··· Information given
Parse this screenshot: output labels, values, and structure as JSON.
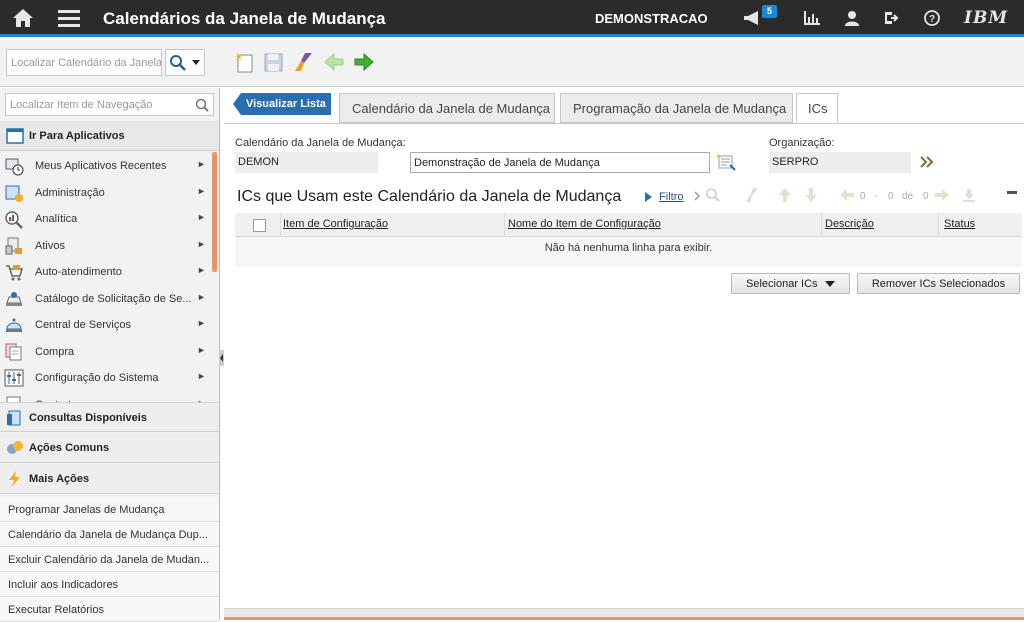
{
  "header": {
    "title": "Calendários da Janela de Mudança",
    "user": "DEMONSTRACAO",
    "notification_count": "5",
    "logo": "IBM",
    "icons": [
      "home-icon",
      "menu-icon",
      "megaphone-icon",
      "report-icon",
      "user-icon",
      "logout-icon",
      "help-icon"
    ]
  },
  "toolbar": {
    "search_placeholder": "Localizar Calendário da Janela",
    "buttons": [
      "new-record-icon",
      "save-icon",
      "clear-icon",
      "previous-icon",
      "next-icon"
    ]
  },
  "leftnav": {
    "search_placeholder": "Localizar Item de Navegação",
    "go_to_apps": "Ir Para Aplicativos",
    "items": [
      {
        "label": "Meus Aplicativos Recentes"
      },
      {
        "label": "Administração"
      },
      {
        "label": "Analítica"
      },
      {
        "label": "Ativos"
      },
      {
        "label": "Auto-atendimento"
      },
      {
        "label": "Catálogo de Solicitação de Se..."
      },
      {
        "label": "Central de Serviços"
      },
      {
        "label": "Compra"
      },
      {
        "label": "Configuração do Sistema"
      },
      {
        "label": "Contratos"
      }
    ],
    "queries": "Consultas Disponíveis",
    "common_actions": "Ações Comuns",
    "more_actions": "Mais Ações",
    "actions": [
      "Programar Janelas de Mudança",
      "Calendário da Janela de Mudança Dup...",
      "Excluir Calendário da Janela de Mudan...",
      "Incluir aos Indicadores",
      "Executar Relatórios"
    ]
  },
  "tabs": {
    "list": "Visualizar Lista",
    "items": [
      "Calendário da Janela de Mudança",
      "Programação da Janela de Mudança",
      "ICs"
    ],
    "active": "ICs"
  },
  "form": {
    "calendar_label": "Calendário da Janela de Mudança:",
    "calendar_value": "DEMON",
    "description_value": "Demonstração de Janela de Mudança",
    "org_label": "Organização:",
    "org_value": "SERPRO"
  },
  "grid": {
    "title": "ICs que Usam este Calendário da Janela de Mudança",
    "filter": "Filtro",
    "pagination": {
      "from": "0",
      "sep1": "-",
      "to": "0",
      "of_label": "de",
      "total": "0"
    },
    "columns": [
      "Item de Configuração",
      "Nome do Item de Configuração",
      "Descrição",
      "Status"
    ],
    "empty_message": "Não há nenhuma linha para exibir.",
    "select_button": "Selecionar ICs",
    "remove_button": "Remover ICs Selecionados"
  }
}
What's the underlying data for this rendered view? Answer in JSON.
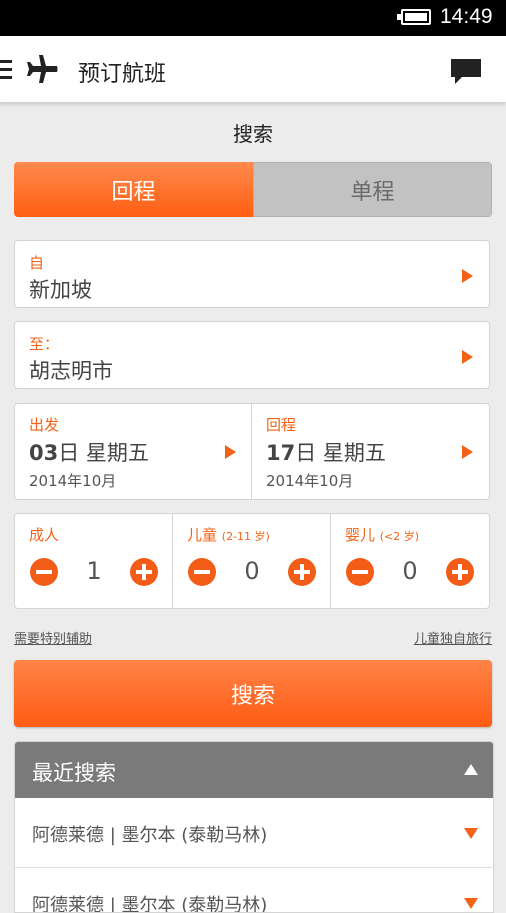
{
  "status_bar": {
    "time": "14:49"
  },
  "header": {
    "title": "预订航班"
  },
  "page": {
    "section_title": "搜索"
  },
  "trip_type": {
    "round_trip": "回程",
    "one_way": "单程"
  },
  "from": {
    "label": "自",
    "value": "新加坡"
  },
  "to": {
    "label": "至：",
    "value": "胡志明市"
  },
  "depart": {
    "label": "出发",
    "day": "03",
    "day_suffix": "日",
    "weekday": "星期五",
    "month": "2014年10月"
  },
  "return": {
    "label": "回程",
    "day": "17",
    "day_suffix": "日",
    "weekday": "星期五",
    "month": "2014年10月"
  },
  "passengers": {
    "adult": {
      "label": "成人",
      "note": "",
      "count": "1"
    },
    "child": {
      "label": "儿童",
      "note": "(2-11 岁)",
      "count": "0"
    },
    "infant": {
      "label": "婴儿",
      "note": "(<2 岁)",
      "count": "0"
    }
  },
  "links": {
    "special_assistance": "需要特别辅助",
    "unaccompanied_minor": "儿童独自旅行"
  },
  "search_button": "搜索",
  "recent": {
    "title": "最近搜索",
    "items": [
      "阿德莱德 | 墨尔本 (泰勒马林)",
      "阿德莱德 | 墨尔本 (泰勒马林)"
    ]
  },
  "colors": {
    "accent": "#f46315",
    "header_gray": "#7a7a7a"
  }
}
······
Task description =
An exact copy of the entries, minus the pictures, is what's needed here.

Answer space =
Parse this screenshot: output labels, values, and structure as JSON.
{
  "header": {
    "title": "Calendários da Janela de Mudança",
    "user": "DEMONSTRACAO",
    "notification_count": "5",
    "logo": "IBM",
    "icons": [
      "home-icon",
      "menu-icon",
      "megaphone-icon",
      "report-icon",
      "user-icon",
      "logout-icon",
      "help-icon"
    ]
  },
  "toolbar": {
    "search_placeholder": "Localizar Calendário da Janela",
    "buttons": [
      "new-record-icon",
      "save-icon",
      "clear-icon",
      "previous-icon",
      "next-icon"
    ]
  },
  "leftnav": {
    "search_placeholder": "Localizar Item de Navegação",
    "go_to_apps": "Ir Para Aplicativos",
    "items": [
      {
        "label": "Meus Aplicativos Recentes"
      },
      {
        "label": "Administração"
      },
      {
        "label": "Analítica"
      },
      {
        "label": "Ativos"
      },
      {
        "label": "Auto-atendimento"
      },
      {
        "label": "Catálogo de Solicitação de Se..."
      },
      {
        "label": "Central de Serviços"
      },
      {
        "label": "Compra"
      },
      {
        "label": "Configuração do Sistema"
      },
      {
        "label": "Contratos"
      }
    ],
    "queries": "Consultas Disponíveis",
    "common_actions": "Ações Comuns",
    "more_actions": "Mais Ações",
    "actions": [
      "Programar Janelas de Mudança",
      "Calendário da Janela de Mudança Dup...",
      "Excluir Calendário da Janela de Mudan...",
      "Incluir aos Indicadores",
      "Executar Relatórios"
    ]
  },
  "tabs": {
    "list": "Visualizar Lista",
    "items": [
      "Calendário da Janela de Mudança",
      "Programação da Janela de Mudança",
      "ICs"
    ],
    "active": "ICs"
  },
  "form": {
    "calendar_label": "Calendário da Janela de Mudança:",
    "calendar_value": "DEMON",
    "description_value": "Demonstração de Janela de Mudança",
    "org_label": "Organização:",
    "org_value": "SERPRO"
  },
  "grid": {
    "title": "ICs que Usam este Calendário da Janela de Mudança",
    "filter": "Filtro",
    "pagination": {
      "from": "0",
      "sep1": "-",
      "to": "0",
      "of_label": "de",
      "total": "0"
    },
    "columns": [
      "Item de Configuração",
      "Nome do Item de Configuração",
      "Descrição",
      "Status"
    ],
    "empty_message": "Não há nenhuma linha para exibir.",
    "select_button": "Selecionar ICs",
    "remove_button": "Remover ICs Selecionados"
  }
}
What's the underlying data for this rendered view? Answer in JSON.
{
  "status_bar": {
    "time": "14:49"
  },
  "header": {
    "title": "预订航班"
  },
  "page": {
    "section_title": "搜索"
  },
  "trip_type": {
    "round_trip": "回程",
    "one_way": "单程"
  },
  "from": {
    "label": "自",
    "value": "新加坡"
  },
  "to": {
    "label": "至：",
    "value": "胡志明市"
  },
  "depart": {
    "label": "出发",
    "day": "03",
    "day_suffix": "日",
    "weekday": "星期五",
    "month": "2014年10月"
  },
  "return": {
    "label": "回程",
    "day": "17",
    "day_suffix": "日",
    "weekday": "星期五",
    "month": "2014年10月"
  },
  "passengers": {
    "adult": {
      "label": "成人",
      "note": "",
      "count": "1"
    },
    "child": {
      "label": "儿童",
      "note": "(2-11 岁)",
      "count": "0"
    },
    "infant": {
      "label": "婴儿",
      "note": "(<2 岁)",
      "count": "0"
    }
  },
  "links": {
    "special_assistance": "需要特别辅助",
    "unaccompanied_minor": "儿童独自旅行"
  },
  "search_button": "搜索",
  "recent": {
    "title": "最近搜索",
    "items": [
      "阿德莱德 | 墨尔本 (泰勒马林)",
      "阿德莱德 | 墨尔本 (泰勒马林)"
    ]
  },
  "colors": {
    "accent": "#f46315",
    "header_gray": "#7a7a7a"
  }
}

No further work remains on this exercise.